Still, top brands in the marketplace are investing heavily in the sport.
In June 2018, Puma made a splashy return to basketball after a 20-year absence, signing rookies Deandre Ayton, Marvin Bagley III, Michael Porter Jr. and Zhaire Smith. Then, in November, New Balance surprised sports fans when it signed Leonard to a multiyear endorsement deal. And just last month, Converse announced its reentry to the market with a new court-ready sneaker, the All Star Pro BB.
Meanwhile, Under Armour continues to churn out new versions of its Curry franchise (now on version 6) — and for good reason.
According to Q Scores, a firm that evaluates the strength of consumer emotional connection with celebrities, Curry leads all NBA players with a 28% positive score in 2019. And he has the No. 2-selling jersey on the market, according to NBAstore.com.
But famed sports marketing executive Sonny Vaccaro noted that fans often get bored seeing the same faces on the court and tend to get fired up about the shiny new additions to the league, such as Zion Williamson, who is expected to be the No. 1 draft pick on June 20.
“There’s not an exciting person [in the NBA now]. The most exciting person is the kid who was just drafted,” said Vaccaro. “That speaks volumes to the problem of the shoe industry today [because] guys like Curry and Durant are arguably some of the greatest players that ever played.”
Vaccaro continued, “We’ve seen Durant and Steph win championships, we’ve seen Draymond Green become a celebrity and a good player, but they’ve all been [to the NBA Finals] before. The game is stale. LeBron James made 19 playoffs in a row — that becomes old. Basketball and the shoe industry need Zion to become a thing.”
Foot Locker chairman, president and CEO Dick Johnson predicted that even if something spectacular happens in the playoffs, the shoe market shouldn’t expect an improvement.
“The top players build their reputation through consistency over seasons, and so a singular playoff performance does not necessarily change the consumer perception and move the needle,” he said.
Johnson added that in Foot Locker’s stores, the biggest sales are coming from nonmarquee product.
“Our signature business continues to be challenging, but our overall basketball business — including Nike Sportswear and Jordan — is solid, showing that the lifestyle of basketball is very relevant,” Johnson said.
Ankur Amin, the CEO of TGS (parent company to retailers including Renarts), also pointed to the continuing strength of the NBA’s long-retired superstar. “For us, Jordans still dominate the basketball category.
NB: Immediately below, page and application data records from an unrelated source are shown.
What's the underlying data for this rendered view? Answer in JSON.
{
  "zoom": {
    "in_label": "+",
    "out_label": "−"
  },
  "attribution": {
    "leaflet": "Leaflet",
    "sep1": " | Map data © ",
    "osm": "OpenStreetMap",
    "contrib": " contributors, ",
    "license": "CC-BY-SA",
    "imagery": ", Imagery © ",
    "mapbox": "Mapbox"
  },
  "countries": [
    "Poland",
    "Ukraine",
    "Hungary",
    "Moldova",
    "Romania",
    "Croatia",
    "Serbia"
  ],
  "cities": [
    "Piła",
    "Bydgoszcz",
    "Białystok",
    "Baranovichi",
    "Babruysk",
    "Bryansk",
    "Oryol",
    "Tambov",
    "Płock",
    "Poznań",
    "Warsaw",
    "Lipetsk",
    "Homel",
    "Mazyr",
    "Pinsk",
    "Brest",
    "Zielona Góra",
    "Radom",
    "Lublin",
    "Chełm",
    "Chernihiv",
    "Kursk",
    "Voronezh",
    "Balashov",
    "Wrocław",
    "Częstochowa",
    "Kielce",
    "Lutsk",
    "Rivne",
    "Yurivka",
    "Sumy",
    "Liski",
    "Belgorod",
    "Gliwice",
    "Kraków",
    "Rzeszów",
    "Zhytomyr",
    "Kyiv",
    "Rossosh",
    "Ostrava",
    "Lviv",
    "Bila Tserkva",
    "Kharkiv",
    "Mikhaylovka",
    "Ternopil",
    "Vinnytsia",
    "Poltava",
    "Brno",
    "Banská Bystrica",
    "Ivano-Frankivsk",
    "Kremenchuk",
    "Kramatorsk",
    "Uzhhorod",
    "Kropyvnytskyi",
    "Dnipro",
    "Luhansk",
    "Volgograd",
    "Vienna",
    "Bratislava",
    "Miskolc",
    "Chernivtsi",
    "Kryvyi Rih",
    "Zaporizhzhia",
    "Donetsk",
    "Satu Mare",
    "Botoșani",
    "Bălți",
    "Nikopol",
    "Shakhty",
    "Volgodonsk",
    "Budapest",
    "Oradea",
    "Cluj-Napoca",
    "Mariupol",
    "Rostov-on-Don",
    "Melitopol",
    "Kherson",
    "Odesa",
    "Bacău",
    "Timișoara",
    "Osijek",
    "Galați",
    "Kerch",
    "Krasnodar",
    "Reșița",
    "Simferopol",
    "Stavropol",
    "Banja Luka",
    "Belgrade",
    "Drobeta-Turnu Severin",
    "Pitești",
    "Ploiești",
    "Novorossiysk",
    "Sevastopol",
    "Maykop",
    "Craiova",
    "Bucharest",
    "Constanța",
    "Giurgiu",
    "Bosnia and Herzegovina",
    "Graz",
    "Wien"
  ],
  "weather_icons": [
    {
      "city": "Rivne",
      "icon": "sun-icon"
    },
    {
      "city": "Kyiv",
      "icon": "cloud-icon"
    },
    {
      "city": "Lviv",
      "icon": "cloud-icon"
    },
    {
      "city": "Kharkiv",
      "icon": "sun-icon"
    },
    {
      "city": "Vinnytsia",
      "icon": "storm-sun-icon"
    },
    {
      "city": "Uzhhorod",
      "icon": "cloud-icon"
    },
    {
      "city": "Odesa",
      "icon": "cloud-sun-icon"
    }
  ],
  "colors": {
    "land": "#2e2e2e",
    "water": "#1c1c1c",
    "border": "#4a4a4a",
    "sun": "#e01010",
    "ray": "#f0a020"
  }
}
The Air Jordan 1 has been on a sustained roll for over a year now, with little slowdown in sight,” said Amin. “And Jordan’s React shoes were well received as a performance product by players.”
However, Amin did offer a glimmer of hope for the shoes of today’s ballers.
“Giannis’ Nike Freak 1 is somewhat anticipated by our consumers, [and] Kawhi’s OMN1s were well received,” he said of the market’s newest contenders.
Indeed, Leonard’s performance in the opening round of the playoffs garnered major buzz among fans, prompting some market watchers to predict he will be a good sales partner for New Balance.
B. Riley FBR analyst Jeff Van Sinderen told FN at the time, “[I] don’t think there’s going to be an issue selling Kawhi signature shoes anytime soon. The NB brand association to Kawhi enhances relevance in their b-ball shoes, but whether a broader halo effect develops on other classifications of NB shoes remains to be seen.”
Check out the behind-the-scenes video of NBA star Stephen Curry’s cover shoot with FN below.